Start of Stored data
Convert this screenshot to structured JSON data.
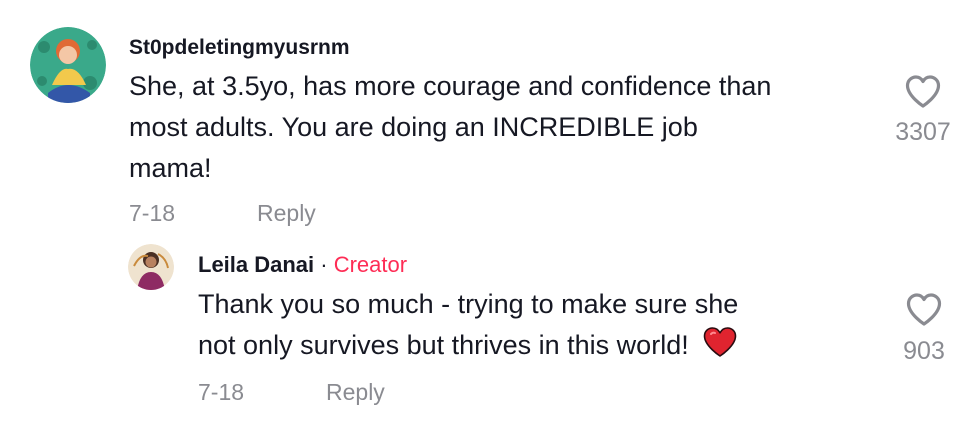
{
  "comment": {
    "username": "St0pdeletingmyusrnm",
    "text_lines": [
      "She, at 3.5yo, has more courage and confidence than",
      "most adults. You are doing an INCREDIBLE job",
      "mama!"
    ],
    "date": "7-18",
    "reply_label": "Reply",
    "likes": "3307"
  },
  "reply": {
    "username": "Leila Danai",
    "separator": " · ",
    "badge": "Creator",
    "text_lines": [
      "Thank you so much - trying to make sure she",
      "not only survives but thrives in this world!"
    ],
    "emoji": "red-heart",
    "date": "7-18",
    "reply_label": "Reply",
    "likes": "903"
  },
  "icons": {
    "like": "heart-outline-icon",
    "emoji": "red-heart-emoji"
  },
  "colors": {
    "text": "#161823",
    "muted": "#8a8b91",
    "creator": "#fe2c55",
    "heart_emoji": "#e0242f"
  }
}
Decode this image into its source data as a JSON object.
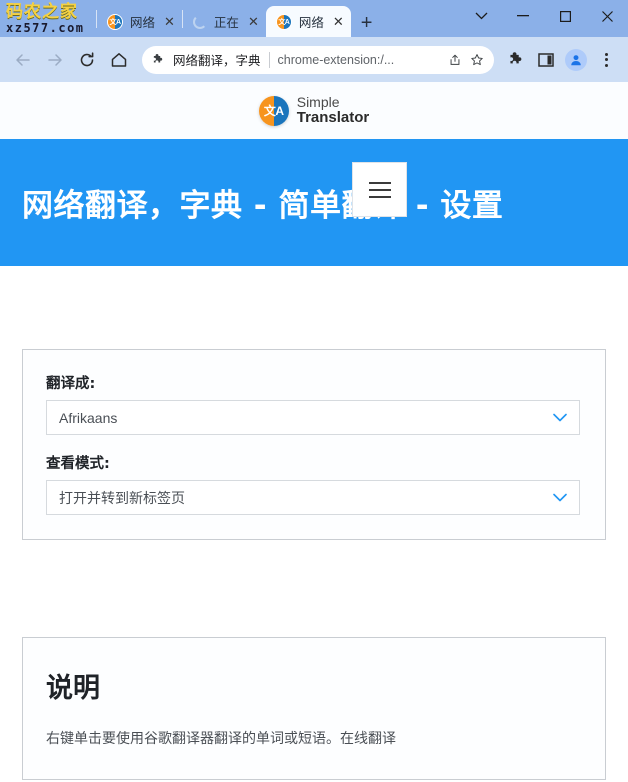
{
  "browser": {
    "watermark": {
      "line1": "码农之家",
      "line2": "xz577.com"
    },
    "tabs": [
      {
        "title": "网络",
        "favicon": "translator-icon",
        "close_label": "✕",
        "active": false,
        "loading": false
      },
      {
        "title": "正在",
        "favicon": "loading-spinner",
        "close_label": "✕",
        "active": false,
        "loading": true
      },
      {
        "title": "网络",
        "favicon": "translator-icon",
        "close_label": "✕",
        "active": true,
        "loading": false
      }
    ],
    "new_tab_label": "+",
    "window_controls": {
      "tab_search": "tab-search-chevron-icon",
      "minimize": "minimize-icon",
      "maximize": "maximize-icon",
      "close": "close-icon"
    },
    "toolbar": {
      "back": "back-arrow-icon",
      "forward": "forward-arrow-icon",
      "reload": "reload-icon",
      "home": "home-icon",
      "extensions": "puzzle-piece-icon",
      "side_panel": "side-panel-icon",
      "profile": "avatar-icon",
      "menu": "three-dot-menu-icon"
    },
    "omnibox": {
      "extension_icon": "puzzle-piece-icon",
      "extension_name": "网络翻译，字典",
      "url": "chrome-extension:/...",
      "share_icon": "share-icon",
      "bookmark_icon": "star-icon"
    }
  },
  "page": {
    "brand": {
      "logo": "simple-translator-logo",
      "line1": "Simple",
      "line2": "Translator"
    },
    "menu_button": "hamburger-menu-icon",
    "hero_title": "网络翻译，字典 - 简单翻译 - 设置",
    "settings": {
      "target_language": {
        "label": "翻译成:",
        "value": "Afrikaans"
      },
      "view_mode": {
        "label": "查看模式:",
        "value": "打开并转到新标签页"
      }
    },
    "info": {
      "title": "说明",
      "text": "右键单击要使用谷歌翻译器翻译的单词或短语。在线翻译"
    }
  },
  "colors": {
    "hero_blue": "#2196f3",
    "tabstrip": "#8bb0e8",
    "toolbar": "#cddef5",
    "accent_chevron": "#2196f3"
  }
}
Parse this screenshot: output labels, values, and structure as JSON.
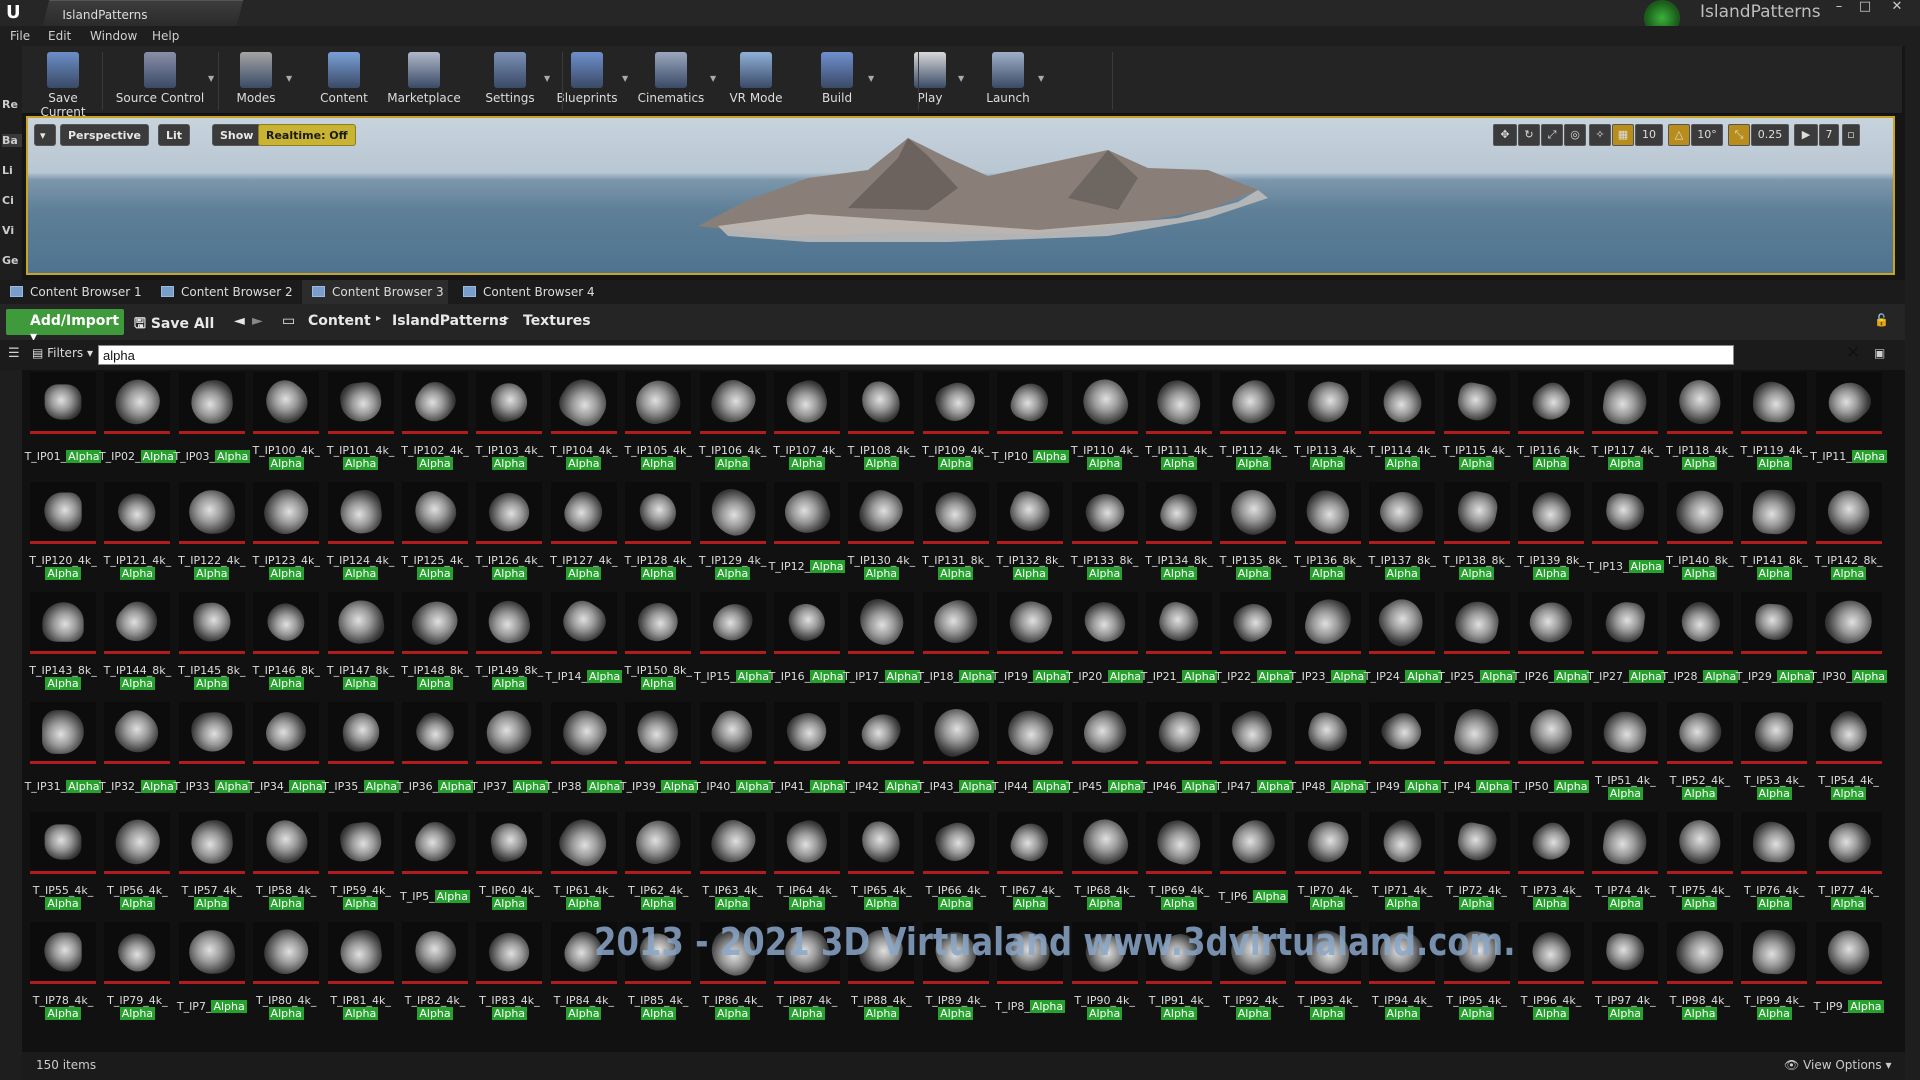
{
  "window": {
    "tab_title": "IslandPatterns",
    "project_name": "IslandPatterns"
  },
  "menu": [
    "File",
    "Edit",
    "Window",
    "Help"
  ],
  "toolbar": [
    {
      "label": "Save Current",
      "icon": "save-icon"
    },
    {
      "label": "Source Control",
      "icon": "source-control-icon"
    },
    {
      "label": "Modes",
      "icon": "modes-icon"
    },
    {
      "label": "Content",
      "icon": "content-icon"
    },
    {
      "label": "Marketplace",
      "icon": "marketplace-icon"
    },
    {
      "label": "Settings",
      "icon": "settings-icon"
    },
    {
      "label": "Blueprints",
      "icon": "blueprints-icon"
    },
    {
      "label": "Cinematics",
      "icon": "cinematics-icon"
    },
    {
      "label": "VR Mode",
      "icon": "vr-icon"
    },
    {
      "label": "Build",
      "icon": "build-icon"
    },
    {
      "label": "Play",
      "icon": "play-icon"
    },
    {
      "label": "Launch",
      "icon": "launch-icon"
    }
  ],
  "left_strip": [
    "Re",
    "Ba",
    "Li",
    "Ci",
    "Vi",
    "Ge"
  ],
  "viewport": {
    "perspective": "Perspective",
    "lit": "Lit",
    "show": "Show",
    "realtime": "Realtime: Off",
    "grid_snap": "10",
    "rot_snap": "10°",
    "scale_snap": "0.25",
    "cam_speed": "7"
  },
  "cb_tabs": [
    "Content Browser 1",
    "Content Browser 2",
    "Content Browser 3",
    "Content Browser 4"
  ],
  "cb_active_tab": 2,
  "cb": {
    "add_import": "Add/Import",
    "save_all": "Save All",
    "path": [
      "Content",
      "IslandPatterns",
      "Textures"
    ]
  },
  "search": {
    "filters_label": "Filters",
    "value": "alpha"
  },
  "assets": [
    [
      "T_IP01_",
      "Alpha"
    ],
    [
      "T_IP02_",
      "Alpha"
    ],
    [
      "T_IP03_",
      "Alpha"
    ],
    [
      "T_IP100_4k_",
      "Alpha"
    ],
    [
      "T_IP101_4k_",
      "Alpha"
    ],
    [
      "T_IP102_4k_",
      "Alpha"
    ],
    [
      "T_IP103_4k_",
      "Alpha"
    ],
    [
      "T_IP104_4k_",
      "Alpha"
    ],
    [
      "T_IP105_4k_",
      "Alpha"
    ],
    [
      "T_IP106_4k_",
      "Alpha"
    ],
    [
      "T_IP107_4k_",
      "Alpha"
    ],
    [
      "T_IP108_4k_",
      "Alpha"
    ],
    [
      "T_IP109_4k_",
      "Alpha"
    ],
    [
      "T_IP10_",
      "Alpha"
    ],
    [
      "T_IP110_4k_",
      "Alpha"
    ],
    [
      "T_IP111_4k_",
      "Alpha"
    ],
    [
      "T_IP112_4k_",
      "Alpha"
    ],
    [
      "T_IP113_4k_",
      "Alpha"
    ],
    [
      "T_IP114_4k_",
      "Alpha"
    ],
    [
      "T_IP115_4k_",
      "Alpha"
    ],
    [
      "T_IP116_4k_",
      "Alpha"
    ],
    [
      "T_IP117_4k_",
      "Alpha"
    ],
    [
      "T_IP118_4k_",
      "Alpha"
    ],
    [
      "T_IP119_4k_",
      "Alpha"
    ],
    [
      "T_IP11_",
      "Alpha"
    ],
    [
      "T_IP120_4k_",
      "Alpha"
    ],
    [
      "T_IP121_4k_",
      "Alpha"
    ],
    [
      "T_IP122_4k_",
      "Alpha"
    ],
    [
      "T_IP123_4k_",
      "Alpha"
    ],
    [
      "T_IP124_4k_",
      "Alpha"
    ],
    [
      "T_IP125_4k_",
      "Alpha"
    ],
    [
      "T_IP126_4k_",
      "Alpha"
    ],
    [
      "T_IP127_4k_",
      "Alpha"
    ],
    [
      "T_IP128_4k_",
      "Alpha"
    ],
    [
      "T_IP129_4k_",
      "Alpha"
    ],
    [
      "T_IP12_",
      "Alpha"
    ],
    [
      "T_IP130_4k_",
      "Alpha"
    ],
    [
      "T_IP131_8k_",
      "Alpha"
    ],
    [
      "T_IP132_8k_",
      "Alpha"
    ],
    [
      "T_IP133_8k_",
      "Alpha"
    ],
    [
      "T_IP134_8k_",
      "Alpha"
    ],
    [
      "T_IP135_8k_",
      "Alpha"
    ],
    [
      "T_IP136_8k_",
      "Alpha"
    ],
    [
      "T_IP137_8k_",
      "Alpha"
    ],
    [
      "T_IP138_8k_",
      "Alpha"
    ],
    [
      "T_IP139_8k_",
      "Alpha"
    ],
    [
      "T_IP13_",
      "Alpha"
    ],
    [
      "T_IP140_8k_",
      "Alpha"
    ],
    [
      "T_IP141_8k_",
      "Alpha"
    ],
    [
      "T_IP142_8k_",
      "Alpha"
    ],
    [
      "T_IP143_8k_",
      "Alpha"
    ],
    [
      "T_IP144_8k_",
      "Alpha"
    ],
    [
      "T_IP145_8k_",
      "Alpha"
    ],
    [
      "T_IP146_8k_",
      "Alpha"
    ],
    [
      "T_IP147_8k_",
      "Alpha"
    ],
    [
      "T_IP148_8k_",
      "Alpha"
    ],
    [
      "T_IP149_8k_",
      "Alpha"
    ],
    [
      "T_IP14_",
      "Alpha"
    ],
    [
      "T_IP150_8k_",
      "Alpha"
    ],
    [
      "T_IP15_",
      "Alpha"
    ],
    [
      "T_IP16_",
      "Alpha"
    ],
    [
      "T_IP17_",
      "Alpha"
    ],
    [
      "T_IP18_",
      "Alpha"
    ],
    [
      "T_IP19_",
      "Alpha"
    ],
    [
      "T_IP20_",
      "Alpha"
    ],
    [
      "T_IP21_",
      "Alpha"
    ],
    [
      "T_IP22_",
      "Alpha"
    ],
    [
      "T_IP23_",
      "Alpha"
    ],
    [
      "T_IP24_",
      "Alpha"
    ],
    [
      "T_IP25_",
      "Alpha"
    ],
    [
      "T_IP26_",
      "Alpha"
    ],
    [
      "T_IP27_",
      "Alpha"
    ],
    [
      "T_IP28_",
      "Alpha"
    ],
    [
      "T_IP29_",
      "Alpha"
    ],
    [
      "T_IP30_",
      "Alpha"
    ],
    [
      "T_IP31_",
      "Alpha"
    ],
    [
      "T_IP32_",
      "Alpha"
    ],
    [
      "T_IP33_",
      "Alpha"
    ],
    [
      "T_IP34_",
      "Alpha"
    ],
    [
      "T_IP35_",
      "Alpha"
    ],
    [
      "T_IP36_",
      "Alpha"
    ],
    [
      "T_IP37_",
      "Alpha"
    ],
    [
      "T_IP38_",
      "Alpha"
    ],
    [
      "T_IP39_",
      "Alpha"
    ],
    [
      "T_IP40_",
      "Alpha"
    ],
    [
      "T_IP41_",
      "Alpha"
    ],
    [
      "T_IP42_",
      "Alpha"
    ],
    [
      "T_IP43_",
      "Alpha"
    ],
    [
      "T_IP44_",
      "Alpha"
    ],
    [
      "T_IP45_",
      "Alpha"
    ],
    [
      "T_IP46_",
      "Alpha"
    ],
    [
      "T_IP47_",
      "Alpha"
    ],
    [
      "T_IP48_",
      "Alpha"
    ],
    [
      "T_IP49_",
      "Alpha"
    ],
    [
      "T_IP4_",
      "Alpha"
    ],
    [
      "T_IP50_",
      "Alpha"
    ],
    [
      "T_IP51_4k_",
      "Alpha"
    ],
    [
      "T_IP52_4k_",
      "Alpha"
    ],
    [
      "T_IP53_4k_",
      "Alpha"
    ],
    [
      "T_IP54_4k_",
      "Alpha"
    ],
    [
      "T_IP55_4k_",
      "Alpha"
    ],
    [
      "T_IP56_4k_",
      "Alpha"
    ],
    [
      "T_IP57_4k_",
      "Alpha"
    ],
    [
      "T_IP58_4k_",
      "Alpha"
    ],
    [
      "T_IP59_4k_",
      "Alpha"
    ],
    [
      "T_IP5_",
      "Alpha"
    ],
    [
      "T_IP60_4k_",
      "Alpha"
    ],
    [
      "T_IP61_4k_",
      "Alpha"
    ],
    [
      "T_IP62_4k_",
      "Alpha"
    ],
    [
      "T_IP63_4k_",
      "Alpha"
    ],
    [
      "T_IP64_4k_",
      "Alpha"
    ],
    [
      "T_IP65_4k_",
      "Alpha"
    ],
    [
      "T_IP66_4k_",
      "Alpha"
    ],
    [
      "T_IP67_4k_",
      "Alpha"
    ],
    [
      "T_IP68_4k_",
      "Alpha"
    ],
    [
      "T_IP69_4k_",
      "Alpha"
    ],
    [
      "T_IP6_",
      "Alpha"
    ],
    [
      "T_IP70_4k_",
      "Alpha"
    ],
    [
      "T_IP71_4k_",
      "Alpha"
    ],
    [
      "T_IP72_4k_",
      "Alpha"
    ],
    [
      "T_IP73_4k_",
      "Alpha"
    ],
    [
      "T_IP74_4k_",
      "Alpha"
    ],
    [
      "T_IP75_4k_",
      "Alpha"
    ],
    [
      "T_IP76_4k_",
      "Alpha"
    ],
    [
      "T_IP77_4k_",
      "Alpha"
    ],
    [
      "T_IP78_4k_",
      "Alpha"
    ],
    [
      "T_IP79_4k_",
      "Alpha"
    ],
    [
      "T_IP7_",
      "Alpha"
    ],
    [
      "T_IP80_4k_",
      "Alpha"
    ],
    [
      "T_IP81_4k_",
      "Alpha"
    ],
    [
      "T_IP82_4k_",
      "Alpha"
    ],
    [
      "T_IP83_4k_",
      "Alpha"
    ],
    [
      "T_IP84_4k_",
      "Alpha"
    ],
    [
      "T_IP85_4k_",
      "Alpha"
    ],
    [
      "T_IP86_4k_",
      "Alpha"
    ],
    [
      "T_IP87_4k_",
      "Alpha"
    ],
    [
      "T_IP88_4k_",
      "Alpha"
    ],
    [
      "T_IP89_4k_",
      "Alpha"
    ],
    [
      "T_IP8_",
      "Alpha"
    ],
    [
      "T_IP90_4k_",
      "Alpha"
    ],
    [
      "T_IP91_4k_",
      "Alpha"
    ],
    [
      "T_IP92_4k_",
      "Alpha"
    ],
    [
      "T_IP93_4k_",
      "Alpha"
    ],
    [
      "T_IP94_4k_",
      "Alpha"
    ],
    [
      "T_IP95_4k_",
      "Alpha"
    ],
    [
      "T_IP96_4k_",
      "Alpha"
    ],
    [
      "T_IP97_4k_",
      "Alpha"
    ],
    [
      "T_IP98_4k_",
      "Alpha"
    ],
    [
      "T_IP99_4k_",
      "Alpha"
    ],
    [
      "T_IP9_",
      "Alpha"
    ]
  ],
  "status": {
    "item_count": "150 items",
    "view_options": "View Options"
  },
  "watermark": "2013 - 2021 3D Virtualand www.3dvirtualand.com.",
  "colors": {
    "accent_green": "#3e9a3b",
    "highlight_green": "#27a12e",
    "viewport_border": "#c9a323",
    "thumb_underline": "#b31c1c"
  }
}
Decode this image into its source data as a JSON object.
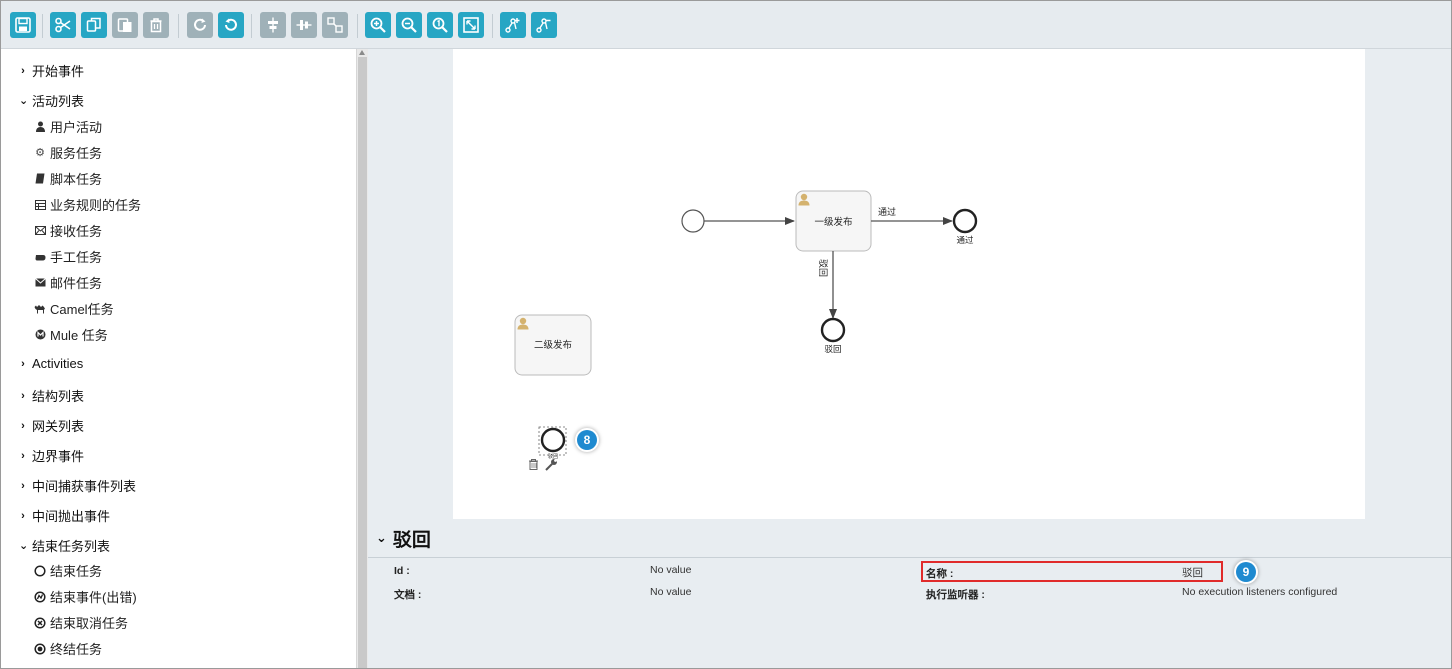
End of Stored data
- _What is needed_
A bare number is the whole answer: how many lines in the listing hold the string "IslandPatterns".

- _Exercise response_
3